(As a comment, our ritual tells us de L'Isle Adam was the last Grand Master "who held Rhodes for many years …". He was elected Grand Master in 1521; and departed the island on 1st January, 1523. Thus he was there in that office for less than two years.)
And in postscript, we know that after the evacuation the Knights "found refuge in the island of Candia (Crete) and elsewhere" - with de L'Isle Adam still as their leader. In fact, they had a somewhat nomadic existence for several years. Their future was uncertain. The Order needed to rebuild and recruit, and find a new home, not an easy task. Even in the 16th century, the idea of crusading warrior monks dreaming of the Holy Places, or even just a return to Rhodes, was becoming archaic. Certainly some of the western Christian states were establishing profitable trading ties with the Ottoman Empire, and they were not going to put them at risk.
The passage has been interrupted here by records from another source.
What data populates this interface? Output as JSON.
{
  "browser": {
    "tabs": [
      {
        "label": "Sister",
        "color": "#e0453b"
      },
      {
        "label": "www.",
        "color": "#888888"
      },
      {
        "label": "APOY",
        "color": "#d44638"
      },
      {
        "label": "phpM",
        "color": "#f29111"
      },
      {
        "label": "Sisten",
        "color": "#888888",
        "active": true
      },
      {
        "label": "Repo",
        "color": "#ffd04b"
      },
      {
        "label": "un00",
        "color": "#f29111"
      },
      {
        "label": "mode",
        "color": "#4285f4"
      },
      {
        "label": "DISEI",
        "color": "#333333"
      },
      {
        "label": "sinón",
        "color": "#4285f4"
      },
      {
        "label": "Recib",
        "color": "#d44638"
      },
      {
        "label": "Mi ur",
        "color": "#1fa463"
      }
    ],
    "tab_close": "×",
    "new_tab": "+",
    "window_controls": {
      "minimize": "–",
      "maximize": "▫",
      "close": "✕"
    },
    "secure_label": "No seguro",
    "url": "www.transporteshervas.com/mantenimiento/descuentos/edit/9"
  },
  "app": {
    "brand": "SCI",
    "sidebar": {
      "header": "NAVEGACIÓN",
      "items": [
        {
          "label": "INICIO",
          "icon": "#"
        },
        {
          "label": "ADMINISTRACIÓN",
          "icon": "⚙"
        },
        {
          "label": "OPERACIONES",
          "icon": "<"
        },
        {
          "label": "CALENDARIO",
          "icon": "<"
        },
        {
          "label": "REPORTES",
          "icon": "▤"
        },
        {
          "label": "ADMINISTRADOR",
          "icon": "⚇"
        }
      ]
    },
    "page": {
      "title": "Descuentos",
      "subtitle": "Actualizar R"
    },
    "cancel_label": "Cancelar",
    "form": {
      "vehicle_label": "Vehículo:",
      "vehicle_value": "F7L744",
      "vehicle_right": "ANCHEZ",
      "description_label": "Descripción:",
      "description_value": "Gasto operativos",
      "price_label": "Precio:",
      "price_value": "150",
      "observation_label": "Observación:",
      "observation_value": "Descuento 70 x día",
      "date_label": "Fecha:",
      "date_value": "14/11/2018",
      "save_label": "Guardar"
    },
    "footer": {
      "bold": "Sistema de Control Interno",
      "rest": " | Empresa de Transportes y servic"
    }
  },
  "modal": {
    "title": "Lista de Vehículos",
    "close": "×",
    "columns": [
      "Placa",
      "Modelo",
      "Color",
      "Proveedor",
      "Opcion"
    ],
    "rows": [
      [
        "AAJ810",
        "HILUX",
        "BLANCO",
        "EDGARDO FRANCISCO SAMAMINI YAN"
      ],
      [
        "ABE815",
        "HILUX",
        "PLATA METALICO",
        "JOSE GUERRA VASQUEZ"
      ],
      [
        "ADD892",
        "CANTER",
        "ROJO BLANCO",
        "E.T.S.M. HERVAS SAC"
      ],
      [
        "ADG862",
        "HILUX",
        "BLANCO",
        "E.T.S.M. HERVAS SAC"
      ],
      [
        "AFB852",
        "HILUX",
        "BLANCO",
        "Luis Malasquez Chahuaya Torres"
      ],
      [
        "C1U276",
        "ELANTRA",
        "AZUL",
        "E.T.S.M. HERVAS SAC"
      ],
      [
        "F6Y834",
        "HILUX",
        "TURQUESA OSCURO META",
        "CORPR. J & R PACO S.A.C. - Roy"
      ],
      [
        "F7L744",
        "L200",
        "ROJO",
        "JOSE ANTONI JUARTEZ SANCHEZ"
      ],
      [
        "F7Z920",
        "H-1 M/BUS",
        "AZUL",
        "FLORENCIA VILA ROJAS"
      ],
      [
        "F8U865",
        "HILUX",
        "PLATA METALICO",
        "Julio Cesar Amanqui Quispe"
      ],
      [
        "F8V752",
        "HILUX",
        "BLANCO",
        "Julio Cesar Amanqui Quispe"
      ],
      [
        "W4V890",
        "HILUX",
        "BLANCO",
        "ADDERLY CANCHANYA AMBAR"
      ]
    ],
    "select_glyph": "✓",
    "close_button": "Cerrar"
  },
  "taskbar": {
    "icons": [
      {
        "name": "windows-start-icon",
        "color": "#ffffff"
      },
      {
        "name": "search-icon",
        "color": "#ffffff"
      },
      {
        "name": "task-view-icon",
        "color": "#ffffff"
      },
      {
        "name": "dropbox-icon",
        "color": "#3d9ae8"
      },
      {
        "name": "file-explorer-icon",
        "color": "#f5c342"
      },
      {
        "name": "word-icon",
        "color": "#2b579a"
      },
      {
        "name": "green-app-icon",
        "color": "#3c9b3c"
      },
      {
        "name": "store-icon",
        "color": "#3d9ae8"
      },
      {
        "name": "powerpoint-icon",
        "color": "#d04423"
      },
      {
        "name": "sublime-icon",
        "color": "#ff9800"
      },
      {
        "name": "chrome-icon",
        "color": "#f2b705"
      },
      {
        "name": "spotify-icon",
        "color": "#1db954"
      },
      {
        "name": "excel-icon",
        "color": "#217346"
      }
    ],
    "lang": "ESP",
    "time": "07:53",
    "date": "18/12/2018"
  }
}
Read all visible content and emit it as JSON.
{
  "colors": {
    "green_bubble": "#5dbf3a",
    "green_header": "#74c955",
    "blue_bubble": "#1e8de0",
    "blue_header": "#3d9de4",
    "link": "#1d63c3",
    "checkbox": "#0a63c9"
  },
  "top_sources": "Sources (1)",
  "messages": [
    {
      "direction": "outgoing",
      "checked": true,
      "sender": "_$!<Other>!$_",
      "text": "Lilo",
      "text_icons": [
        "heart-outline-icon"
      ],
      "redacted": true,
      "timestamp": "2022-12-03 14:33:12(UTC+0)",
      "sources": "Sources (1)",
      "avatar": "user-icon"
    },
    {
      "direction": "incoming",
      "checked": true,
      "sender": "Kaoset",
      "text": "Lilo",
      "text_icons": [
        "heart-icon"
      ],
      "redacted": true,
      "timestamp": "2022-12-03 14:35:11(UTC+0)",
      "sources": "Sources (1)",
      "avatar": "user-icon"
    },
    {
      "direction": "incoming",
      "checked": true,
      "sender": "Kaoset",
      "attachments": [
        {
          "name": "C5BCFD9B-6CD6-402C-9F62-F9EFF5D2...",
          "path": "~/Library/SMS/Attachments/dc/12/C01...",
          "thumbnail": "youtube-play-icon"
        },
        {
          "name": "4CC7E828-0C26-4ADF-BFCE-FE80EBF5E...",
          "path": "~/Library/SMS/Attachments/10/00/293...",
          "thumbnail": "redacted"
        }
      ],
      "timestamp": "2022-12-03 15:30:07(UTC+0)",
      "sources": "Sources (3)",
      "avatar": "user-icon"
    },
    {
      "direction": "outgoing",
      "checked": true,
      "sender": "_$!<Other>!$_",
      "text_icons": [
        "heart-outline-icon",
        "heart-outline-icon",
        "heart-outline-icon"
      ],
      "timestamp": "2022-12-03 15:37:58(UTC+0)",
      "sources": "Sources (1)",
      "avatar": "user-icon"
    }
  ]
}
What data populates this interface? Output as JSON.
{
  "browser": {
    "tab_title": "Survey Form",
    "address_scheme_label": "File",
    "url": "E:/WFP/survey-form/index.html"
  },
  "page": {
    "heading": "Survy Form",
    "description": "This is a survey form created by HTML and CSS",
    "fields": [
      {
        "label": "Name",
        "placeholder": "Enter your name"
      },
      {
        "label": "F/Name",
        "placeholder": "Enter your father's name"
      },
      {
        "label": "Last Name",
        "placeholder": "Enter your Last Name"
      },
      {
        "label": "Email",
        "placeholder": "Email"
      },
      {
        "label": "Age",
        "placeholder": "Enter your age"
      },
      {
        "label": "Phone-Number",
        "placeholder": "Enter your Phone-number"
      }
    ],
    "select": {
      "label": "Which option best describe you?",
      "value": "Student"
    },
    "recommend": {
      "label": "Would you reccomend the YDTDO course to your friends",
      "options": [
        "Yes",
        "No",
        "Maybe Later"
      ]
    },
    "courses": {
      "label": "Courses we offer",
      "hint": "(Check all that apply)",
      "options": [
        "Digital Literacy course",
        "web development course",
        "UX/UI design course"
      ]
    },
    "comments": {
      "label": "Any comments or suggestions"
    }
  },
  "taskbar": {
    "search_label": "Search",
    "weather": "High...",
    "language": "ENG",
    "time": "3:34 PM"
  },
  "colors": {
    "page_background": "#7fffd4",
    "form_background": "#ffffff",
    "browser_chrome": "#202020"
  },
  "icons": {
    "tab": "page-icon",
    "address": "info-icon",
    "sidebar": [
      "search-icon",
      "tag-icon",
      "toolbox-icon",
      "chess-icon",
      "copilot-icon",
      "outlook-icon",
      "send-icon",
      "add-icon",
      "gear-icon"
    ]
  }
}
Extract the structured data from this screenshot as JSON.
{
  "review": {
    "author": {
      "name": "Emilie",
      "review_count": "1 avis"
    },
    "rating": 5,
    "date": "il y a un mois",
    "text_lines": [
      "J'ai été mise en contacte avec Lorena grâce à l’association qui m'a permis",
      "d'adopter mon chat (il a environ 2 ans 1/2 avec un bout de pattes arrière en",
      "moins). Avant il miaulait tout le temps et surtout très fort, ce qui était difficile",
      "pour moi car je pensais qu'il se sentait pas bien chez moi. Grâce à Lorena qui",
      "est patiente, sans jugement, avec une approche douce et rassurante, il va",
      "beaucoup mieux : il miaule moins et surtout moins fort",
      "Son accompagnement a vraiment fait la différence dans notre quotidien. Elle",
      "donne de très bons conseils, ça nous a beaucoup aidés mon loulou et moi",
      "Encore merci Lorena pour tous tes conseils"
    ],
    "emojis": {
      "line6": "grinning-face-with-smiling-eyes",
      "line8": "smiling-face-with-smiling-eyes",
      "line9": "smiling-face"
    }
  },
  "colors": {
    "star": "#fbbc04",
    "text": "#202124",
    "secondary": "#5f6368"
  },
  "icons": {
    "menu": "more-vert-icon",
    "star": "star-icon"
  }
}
However, the Order held together under the determined leadership of de L'Isle Adam, and as we read in the ritual "in 1530, the Emperor Charles V (of the Holy Roman Empire) ceded the Island of Malta to the Order". De L'Isle Adam died in 1534.
The Island of Rhodes remained part of the Ottoman Empire until 1912 when it was captured by the Italians during the Italo-Turkish War.
So when you see the letters FERT on the two Standards, I hope they will now have a greater significance for you.